START Entries shown
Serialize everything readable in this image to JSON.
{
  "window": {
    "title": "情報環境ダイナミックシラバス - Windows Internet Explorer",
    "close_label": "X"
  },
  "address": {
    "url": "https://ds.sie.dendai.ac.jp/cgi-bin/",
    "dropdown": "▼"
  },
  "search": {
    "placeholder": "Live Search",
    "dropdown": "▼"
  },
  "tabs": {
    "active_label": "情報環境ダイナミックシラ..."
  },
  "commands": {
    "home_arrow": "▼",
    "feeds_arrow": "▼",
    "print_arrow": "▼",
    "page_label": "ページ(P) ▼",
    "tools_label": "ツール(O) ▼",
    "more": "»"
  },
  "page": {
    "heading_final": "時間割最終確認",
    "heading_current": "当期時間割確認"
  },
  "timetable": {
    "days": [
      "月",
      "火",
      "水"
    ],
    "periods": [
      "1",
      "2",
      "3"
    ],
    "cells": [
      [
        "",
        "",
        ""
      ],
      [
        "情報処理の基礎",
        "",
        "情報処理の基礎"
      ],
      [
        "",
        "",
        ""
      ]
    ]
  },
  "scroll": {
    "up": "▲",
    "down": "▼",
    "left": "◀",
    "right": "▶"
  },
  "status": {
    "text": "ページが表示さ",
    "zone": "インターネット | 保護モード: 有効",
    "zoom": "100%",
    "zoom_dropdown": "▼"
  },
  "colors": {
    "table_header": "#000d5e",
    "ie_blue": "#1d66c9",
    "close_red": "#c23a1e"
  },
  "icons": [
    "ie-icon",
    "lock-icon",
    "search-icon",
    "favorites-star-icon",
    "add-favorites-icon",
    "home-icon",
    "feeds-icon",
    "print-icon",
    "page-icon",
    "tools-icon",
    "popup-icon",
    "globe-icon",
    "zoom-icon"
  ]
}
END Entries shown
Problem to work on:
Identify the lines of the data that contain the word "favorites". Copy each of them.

Solution for this task:
    "favorites-star-icon",
    "add-favorites-icon",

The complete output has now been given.